## Exercise instructions
Write out each line of the records that has "lukoprych" in it.
#### Data shown
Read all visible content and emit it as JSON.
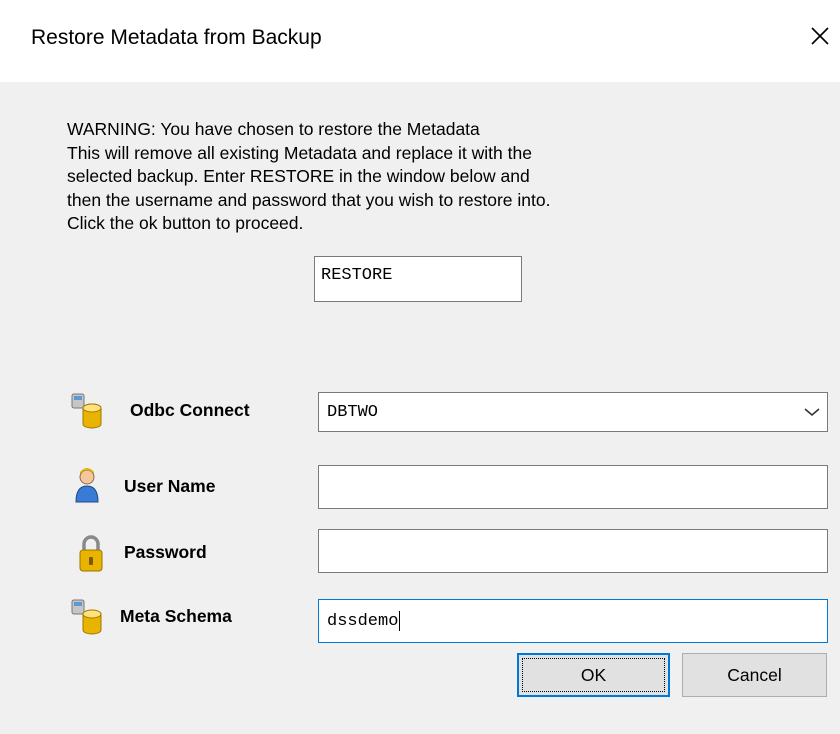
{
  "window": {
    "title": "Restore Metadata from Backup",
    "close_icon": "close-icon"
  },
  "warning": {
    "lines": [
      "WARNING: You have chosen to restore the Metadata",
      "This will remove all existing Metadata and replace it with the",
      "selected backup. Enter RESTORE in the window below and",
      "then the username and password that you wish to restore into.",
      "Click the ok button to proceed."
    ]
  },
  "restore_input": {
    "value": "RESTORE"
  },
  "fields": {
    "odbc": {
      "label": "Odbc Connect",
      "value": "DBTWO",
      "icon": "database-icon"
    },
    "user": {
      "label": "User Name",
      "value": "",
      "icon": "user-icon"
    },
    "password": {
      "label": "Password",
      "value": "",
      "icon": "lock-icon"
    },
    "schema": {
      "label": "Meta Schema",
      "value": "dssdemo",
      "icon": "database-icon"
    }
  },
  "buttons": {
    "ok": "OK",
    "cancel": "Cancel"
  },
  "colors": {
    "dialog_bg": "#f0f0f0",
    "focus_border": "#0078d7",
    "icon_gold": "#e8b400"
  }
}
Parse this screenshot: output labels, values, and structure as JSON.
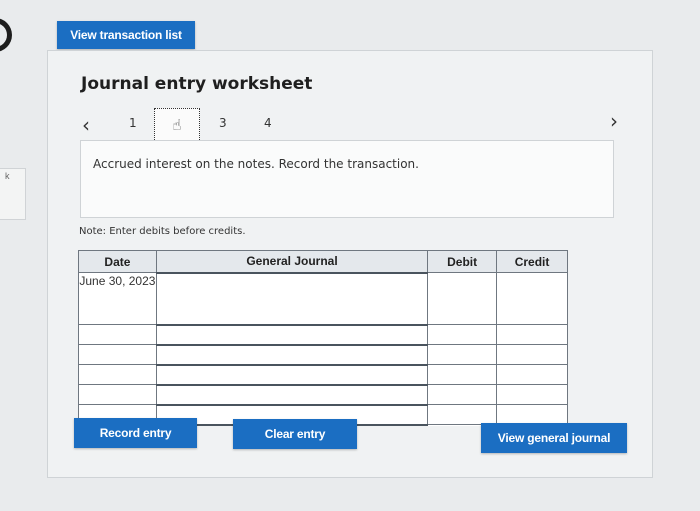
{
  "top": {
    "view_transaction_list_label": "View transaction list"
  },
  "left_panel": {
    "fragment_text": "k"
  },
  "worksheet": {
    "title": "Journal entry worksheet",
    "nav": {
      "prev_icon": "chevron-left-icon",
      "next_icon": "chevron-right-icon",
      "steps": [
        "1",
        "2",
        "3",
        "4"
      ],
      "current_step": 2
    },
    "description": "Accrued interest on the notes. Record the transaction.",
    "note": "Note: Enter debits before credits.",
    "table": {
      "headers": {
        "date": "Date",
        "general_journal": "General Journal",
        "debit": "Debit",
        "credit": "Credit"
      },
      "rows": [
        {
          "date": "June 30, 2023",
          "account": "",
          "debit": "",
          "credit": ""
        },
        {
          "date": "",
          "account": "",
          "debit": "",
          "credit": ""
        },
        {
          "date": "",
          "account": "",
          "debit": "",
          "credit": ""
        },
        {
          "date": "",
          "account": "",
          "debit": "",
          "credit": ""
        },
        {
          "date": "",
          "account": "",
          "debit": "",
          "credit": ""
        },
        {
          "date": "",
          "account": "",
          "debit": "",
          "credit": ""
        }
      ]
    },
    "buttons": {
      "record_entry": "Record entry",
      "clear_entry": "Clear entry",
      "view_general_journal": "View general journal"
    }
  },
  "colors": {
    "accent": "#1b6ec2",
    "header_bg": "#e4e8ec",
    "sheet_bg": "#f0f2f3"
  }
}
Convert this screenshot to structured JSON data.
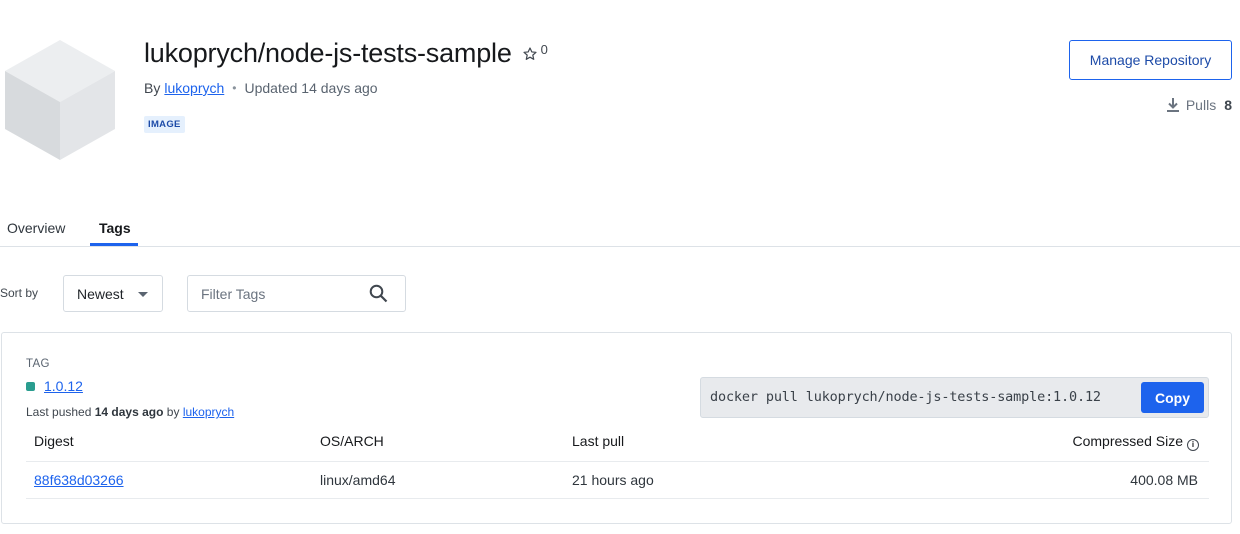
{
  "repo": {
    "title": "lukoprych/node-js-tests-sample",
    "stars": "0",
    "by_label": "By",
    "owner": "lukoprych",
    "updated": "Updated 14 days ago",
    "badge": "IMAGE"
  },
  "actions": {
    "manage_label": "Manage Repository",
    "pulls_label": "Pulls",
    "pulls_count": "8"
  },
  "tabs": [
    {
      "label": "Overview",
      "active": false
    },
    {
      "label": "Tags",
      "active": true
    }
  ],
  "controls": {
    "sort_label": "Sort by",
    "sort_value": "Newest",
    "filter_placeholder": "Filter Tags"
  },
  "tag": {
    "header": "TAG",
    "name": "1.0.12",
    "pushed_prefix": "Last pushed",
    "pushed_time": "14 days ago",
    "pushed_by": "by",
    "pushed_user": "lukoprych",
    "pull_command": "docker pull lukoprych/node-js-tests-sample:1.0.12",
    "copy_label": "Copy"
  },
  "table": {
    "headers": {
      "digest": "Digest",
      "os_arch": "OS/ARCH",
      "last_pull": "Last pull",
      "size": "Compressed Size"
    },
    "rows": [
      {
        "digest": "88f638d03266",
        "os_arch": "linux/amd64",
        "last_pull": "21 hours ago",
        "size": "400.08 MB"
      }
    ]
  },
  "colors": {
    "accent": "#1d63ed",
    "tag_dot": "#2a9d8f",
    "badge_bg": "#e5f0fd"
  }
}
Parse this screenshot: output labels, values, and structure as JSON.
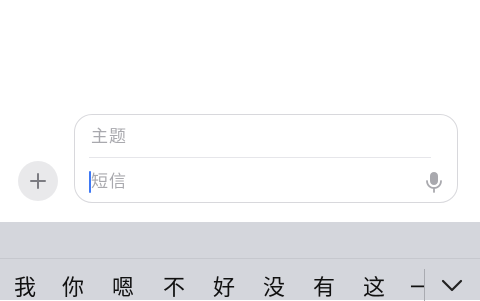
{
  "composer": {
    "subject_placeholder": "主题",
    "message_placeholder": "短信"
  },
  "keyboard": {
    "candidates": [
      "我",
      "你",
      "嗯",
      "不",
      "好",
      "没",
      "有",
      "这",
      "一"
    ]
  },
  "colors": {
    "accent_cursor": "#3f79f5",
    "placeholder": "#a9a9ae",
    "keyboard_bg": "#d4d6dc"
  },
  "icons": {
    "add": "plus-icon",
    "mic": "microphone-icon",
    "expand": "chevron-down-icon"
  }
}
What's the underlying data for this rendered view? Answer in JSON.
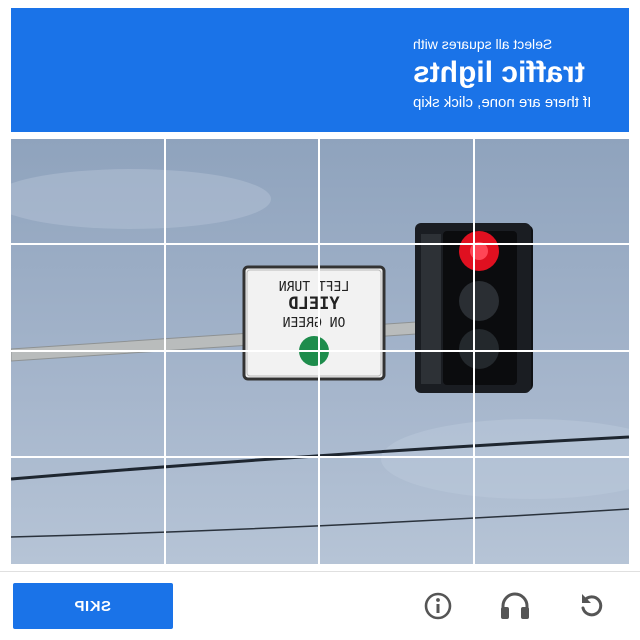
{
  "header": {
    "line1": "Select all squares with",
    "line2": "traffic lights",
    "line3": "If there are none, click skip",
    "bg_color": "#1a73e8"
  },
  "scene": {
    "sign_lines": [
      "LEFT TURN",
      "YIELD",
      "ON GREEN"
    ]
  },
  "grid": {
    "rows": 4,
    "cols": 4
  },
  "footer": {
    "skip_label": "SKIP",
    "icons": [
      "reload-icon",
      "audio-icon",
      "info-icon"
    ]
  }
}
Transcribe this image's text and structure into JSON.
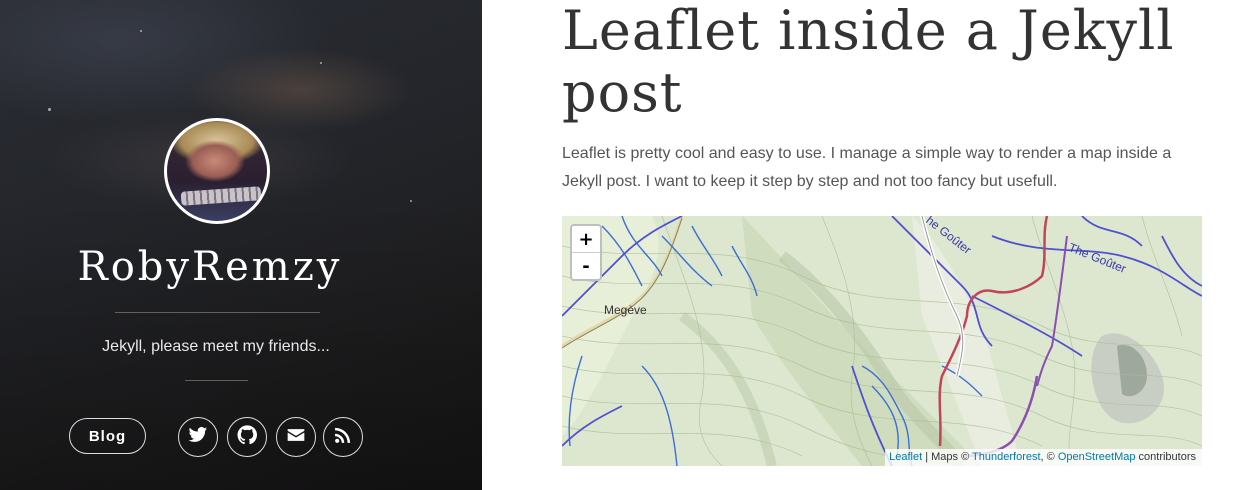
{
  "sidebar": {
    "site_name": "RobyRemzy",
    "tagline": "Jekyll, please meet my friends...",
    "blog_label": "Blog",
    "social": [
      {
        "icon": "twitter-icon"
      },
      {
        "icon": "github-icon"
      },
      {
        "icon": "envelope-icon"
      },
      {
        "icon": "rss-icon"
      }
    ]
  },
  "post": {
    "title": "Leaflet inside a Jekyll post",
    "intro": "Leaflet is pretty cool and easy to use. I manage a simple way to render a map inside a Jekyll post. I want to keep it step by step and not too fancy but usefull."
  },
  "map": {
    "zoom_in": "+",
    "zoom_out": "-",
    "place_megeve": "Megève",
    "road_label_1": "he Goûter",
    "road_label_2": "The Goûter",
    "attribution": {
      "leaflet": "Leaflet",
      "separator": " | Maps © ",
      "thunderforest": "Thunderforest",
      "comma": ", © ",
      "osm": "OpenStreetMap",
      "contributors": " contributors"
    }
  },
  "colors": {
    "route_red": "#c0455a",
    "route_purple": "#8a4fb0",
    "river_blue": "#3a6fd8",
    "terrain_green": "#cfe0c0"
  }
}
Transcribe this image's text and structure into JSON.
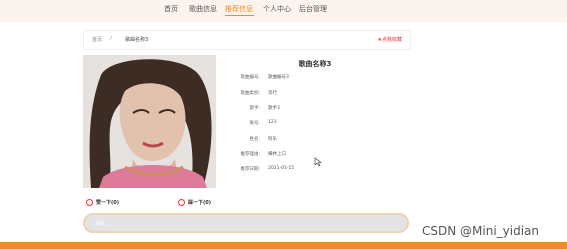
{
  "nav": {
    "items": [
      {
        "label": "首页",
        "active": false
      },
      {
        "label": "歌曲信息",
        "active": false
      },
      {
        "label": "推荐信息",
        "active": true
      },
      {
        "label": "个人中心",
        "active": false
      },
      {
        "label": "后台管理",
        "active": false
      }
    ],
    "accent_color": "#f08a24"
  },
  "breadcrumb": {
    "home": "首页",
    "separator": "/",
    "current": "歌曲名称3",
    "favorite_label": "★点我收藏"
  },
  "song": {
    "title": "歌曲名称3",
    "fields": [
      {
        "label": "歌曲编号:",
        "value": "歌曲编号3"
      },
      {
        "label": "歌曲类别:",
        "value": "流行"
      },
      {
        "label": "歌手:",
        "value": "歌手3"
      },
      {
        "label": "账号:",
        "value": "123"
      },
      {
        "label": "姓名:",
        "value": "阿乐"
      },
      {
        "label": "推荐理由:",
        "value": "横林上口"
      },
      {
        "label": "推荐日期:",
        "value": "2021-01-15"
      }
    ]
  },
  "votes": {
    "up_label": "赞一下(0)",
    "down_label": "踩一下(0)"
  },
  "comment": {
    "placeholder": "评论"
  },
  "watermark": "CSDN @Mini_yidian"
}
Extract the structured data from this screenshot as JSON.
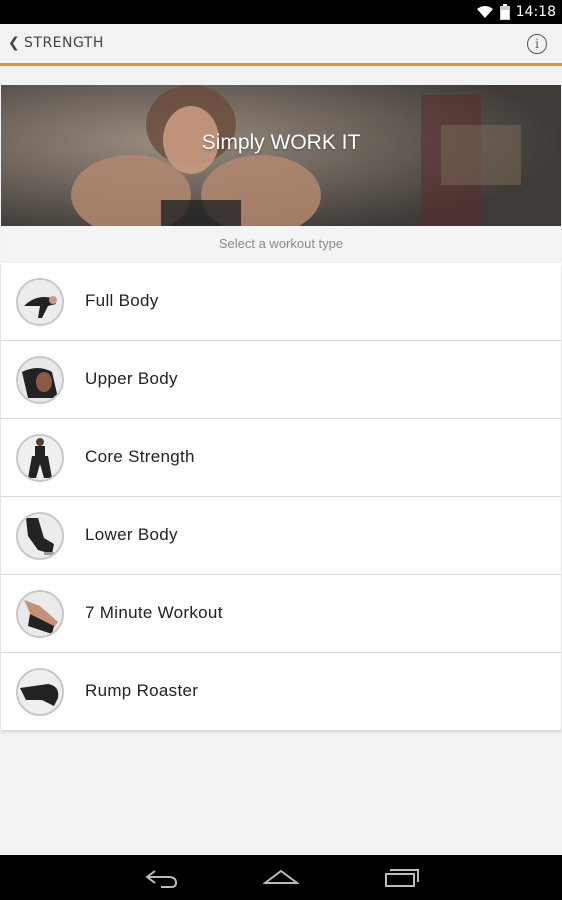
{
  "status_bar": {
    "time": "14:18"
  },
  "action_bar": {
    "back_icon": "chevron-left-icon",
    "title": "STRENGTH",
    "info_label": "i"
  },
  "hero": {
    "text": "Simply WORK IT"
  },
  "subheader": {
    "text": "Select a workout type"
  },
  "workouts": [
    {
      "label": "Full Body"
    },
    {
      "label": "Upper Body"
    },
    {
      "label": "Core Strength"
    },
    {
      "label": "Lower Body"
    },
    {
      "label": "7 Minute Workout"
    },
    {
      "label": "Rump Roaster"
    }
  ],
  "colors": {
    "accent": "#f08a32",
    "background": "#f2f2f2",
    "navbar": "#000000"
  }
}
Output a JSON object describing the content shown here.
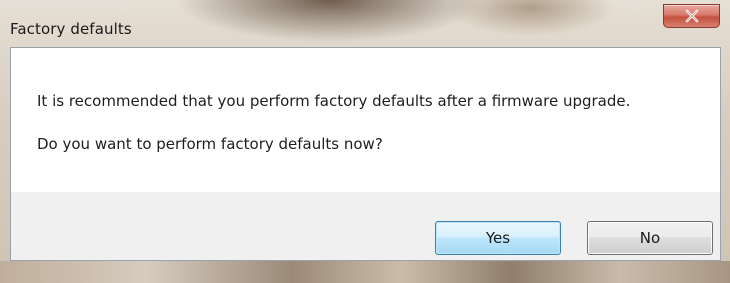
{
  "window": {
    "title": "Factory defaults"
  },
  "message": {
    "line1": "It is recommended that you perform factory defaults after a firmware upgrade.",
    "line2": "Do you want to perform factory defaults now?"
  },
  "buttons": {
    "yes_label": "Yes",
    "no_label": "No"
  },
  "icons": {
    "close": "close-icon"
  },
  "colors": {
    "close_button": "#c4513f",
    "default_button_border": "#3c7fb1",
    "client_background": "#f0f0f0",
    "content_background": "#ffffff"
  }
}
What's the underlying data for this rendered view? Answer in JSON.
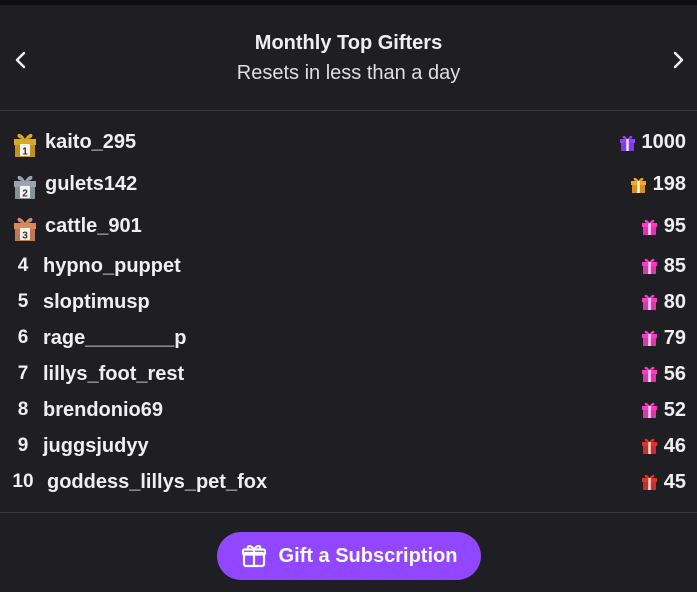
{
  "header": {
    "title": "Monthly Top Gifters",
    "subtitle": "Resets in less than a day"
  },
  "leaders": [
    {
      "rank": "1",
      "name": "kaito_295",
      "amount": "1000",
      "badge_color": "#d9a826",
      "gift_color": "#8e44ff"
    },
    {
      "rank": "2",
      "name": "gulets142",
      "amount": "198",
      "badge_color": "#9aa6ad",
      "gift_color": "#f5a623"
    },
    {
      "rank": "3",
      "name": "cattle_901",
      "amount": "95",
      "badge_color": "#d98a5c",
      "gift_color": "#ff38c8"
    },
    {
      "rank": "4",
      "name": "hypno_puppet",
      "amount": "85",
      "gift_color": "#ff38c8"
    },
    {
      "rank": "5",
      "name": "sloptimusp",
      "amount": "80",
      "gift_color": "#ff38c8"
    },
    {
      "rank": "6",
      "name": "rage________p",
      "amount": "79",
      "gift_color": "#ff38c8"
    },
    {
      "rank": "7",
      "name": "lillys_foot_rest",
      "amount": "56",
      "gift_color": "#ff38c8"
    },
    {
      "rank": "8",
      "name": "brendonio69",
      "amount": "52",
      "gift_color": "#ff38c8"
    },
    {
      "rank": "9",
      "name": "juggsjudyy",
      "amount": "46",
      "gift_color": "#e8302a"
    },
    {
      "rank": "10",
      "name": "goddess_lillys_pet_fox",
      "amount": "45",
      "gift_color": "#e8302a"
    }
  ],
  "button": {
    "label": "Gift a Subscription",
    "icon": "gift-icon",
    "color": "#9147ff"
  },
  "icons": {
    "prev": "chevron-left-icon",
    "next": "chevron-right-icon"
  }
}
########
## Finished exercise
    "title": "lukoprych/node-js-tests-sample",
    "owner": "lukoprych",
    "pushed_user": "lukoprych",
    "pull_command": "docker pull lukoprych/node-js-tests-sample:1.0.12",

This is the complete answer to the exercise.